Not long ago at an employee network leadership event, I was approached by a program manager sharing his excitement about the recent focus on business results produced by his employee resource groups. “We’re really getting the attention of executives who see the value of the work we’re doing for the company,” he told me.
Later that same day, however, I heard a different story from a member of one of his networks. According to her, she was becoming disillusioned. “In the past it was a place where I could develop skills, contribute to causes in which I believe and connect with other people like me. Now, we do very little of those things and instead focus on things that bring value to the company. I feel I’m giving up my lunch hour just to perform more work for the company.”
This comment does not surprise Theresa M. Welbourne, Ph.D., president and CEO of eePulse, Inc., who is currently conducting pioneering studies into the dynamics of employee resource groups. According to Welbourne, this is a consistent message found in her data. “We find that when employee network members feel like their role in the network is just to do more work for the company, it becomes less energizing and rewarding,” states Welbourne.
Getting Back to Where It All Started and How We Got Here

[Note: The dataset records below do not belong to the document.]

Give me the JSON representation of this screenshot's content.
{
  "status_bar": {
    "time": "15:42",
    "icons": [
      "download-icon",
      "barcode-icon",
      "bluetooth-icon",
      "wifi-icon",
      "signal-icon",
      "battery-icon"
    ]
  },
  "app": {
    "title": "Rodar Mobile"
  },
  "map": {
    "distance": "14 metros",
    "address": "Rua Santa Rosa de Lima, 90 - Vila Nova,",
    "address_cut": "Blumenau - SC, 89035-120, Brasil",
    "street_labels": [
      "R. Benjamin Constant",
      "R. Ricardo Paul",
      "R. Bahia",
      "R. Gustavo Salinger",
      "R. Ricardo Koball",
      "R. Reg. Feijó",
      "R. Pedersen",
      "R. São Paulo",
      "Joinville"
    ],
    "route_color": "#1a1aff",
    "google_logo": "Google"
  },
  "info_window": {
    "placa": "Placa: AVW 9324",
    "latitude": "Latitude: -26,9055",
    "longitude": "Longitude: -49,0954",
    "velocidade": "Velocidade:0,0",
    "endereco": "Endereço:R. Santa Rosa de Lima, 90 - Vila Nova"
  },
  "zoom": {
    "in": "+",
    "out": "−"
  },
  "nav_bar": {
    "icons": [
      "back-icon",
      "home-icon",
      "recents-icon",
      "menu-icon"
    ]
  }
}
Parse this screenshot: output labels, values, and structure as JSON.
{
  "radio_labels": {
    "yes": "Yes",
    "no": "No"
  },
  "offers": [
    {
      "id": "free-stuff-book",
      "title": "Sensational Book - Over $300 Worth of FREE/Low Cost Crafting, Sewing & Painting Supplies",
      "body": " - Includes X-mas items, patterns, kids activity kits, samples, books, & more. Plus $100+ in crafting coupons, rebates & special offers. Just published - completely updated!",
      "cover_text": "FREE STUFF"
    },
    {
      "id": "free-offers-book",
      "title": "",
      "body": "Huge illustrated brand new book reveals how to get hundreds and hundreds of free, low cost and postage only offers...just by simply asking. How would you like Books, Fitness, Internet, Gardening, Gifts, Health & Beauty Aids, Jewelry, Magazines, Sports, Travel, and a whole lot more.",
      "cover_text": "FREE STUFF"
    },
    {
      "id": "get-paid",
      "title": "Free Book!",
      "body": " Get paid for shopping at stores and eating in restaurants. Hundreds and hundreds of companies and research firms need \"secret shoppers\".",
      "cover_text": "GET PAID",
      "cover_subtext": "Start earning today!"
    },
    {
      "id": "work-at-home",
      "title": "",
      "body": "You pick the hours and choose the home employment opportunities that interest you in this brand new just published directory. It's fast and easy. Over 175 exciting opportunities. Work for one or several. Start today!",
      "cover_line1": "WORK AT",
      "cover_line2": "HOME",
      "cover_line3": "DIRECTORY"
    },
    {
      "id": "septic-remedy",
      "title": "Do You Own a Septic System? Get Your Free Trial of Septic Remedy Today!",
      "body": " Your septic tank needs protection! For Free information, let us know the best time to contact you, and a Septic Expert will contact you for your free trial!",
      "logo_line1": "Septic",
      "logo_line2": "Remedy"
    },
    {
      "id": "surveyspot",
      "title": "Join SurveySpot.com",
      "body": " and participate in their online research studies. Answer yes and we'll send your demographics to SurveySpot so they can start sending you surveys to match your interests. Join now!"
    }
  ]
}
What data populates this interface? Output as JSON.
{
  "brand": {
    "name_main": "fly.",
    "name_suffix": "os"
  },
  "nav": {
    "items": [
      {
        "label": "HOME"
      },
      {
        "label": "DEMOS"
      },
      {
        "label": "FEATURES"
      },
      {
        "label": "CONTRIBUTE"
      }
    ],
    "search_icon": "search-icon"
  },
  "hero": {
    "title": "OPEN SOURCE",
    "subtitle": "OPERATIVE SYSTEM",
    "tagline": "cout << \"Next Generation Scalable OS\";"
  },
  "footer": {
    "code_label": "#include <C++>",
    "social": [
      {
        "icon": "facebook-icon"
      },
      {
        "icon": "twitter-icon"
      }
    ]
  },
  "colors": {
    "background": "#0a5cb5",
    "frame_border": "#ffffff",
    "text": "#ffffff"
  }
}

Today, employee resource groups can be found in almost every Fortune 500 company. These groups started as grassroots efforts driven by employees who had a social identity that was underrepresented in their company. The goal was to bring together others who shared this identity so that they could feel more included. In essence, many of these were a home and hearth for these identity groups. Some networks also provided a vehicle for the pursuit of targeted philanthropy that members found personally rewarding. Clearly, these were organizations created by members to focus on benefits for their members.
In time, these networks began to offer added benefits such as learning opportunities through speaker series, cultural awareness programs, events where members could showcase their skills, etc. As they added these benefits, their need for support and funding increased. Network leaders and supporters, seeking to secure more investment and involvement on the part of senior company executives, began to focus more on how they could provide and prove their value to the business beyond attracting and retaining talent in a particular group.
Unfortunately, somewhere along the way, for some employee networks, the pendulum has swung toward a focus on the business. The focus on maintaining the benefits that originally attracted and engaged members was lost. In some instances, this has resulted in networks either shrinking or quietly vanishing as members and even leaders dropped off. This is a shame when we consider that, as Welbourne puts it, “These networks have proven to be an amazing source of development, innovation, and energy for organizations that is yet to be fully tapped and leveraged.”
I fully encourage network leaders and sponsors to continue to explore how employee networks can provide business value. However, it’s important to meet members’ needs as well, because without them there is no network.
One of the keys to sustaining a network’s growth and development is to maintain a balance in the value provided to both members and the company. The good news is that, properly crafted, many employee network efforts can easily serve the needs of both stakeholders.
About the Author
Joe Santana is founder and CEO of JosephSantana Consulting, a company that focuses on diversity and inclusion assessments, diagnostics, and solutions. He is best known as Siemens first diversity and inclusion officer and the architect of the company’s highly successful program. He is also the author of thought-leadership feature pieces for Diversity Executive magazine. To learn more, visit JosephSantanaConsulting.com.
The topic of “Creating Measurable Value to Increase Recruitment and Retention” will be covered in great depth at the Diversity Best Practices’ Network and Affinity Leadership Congress on June 28 in New York City.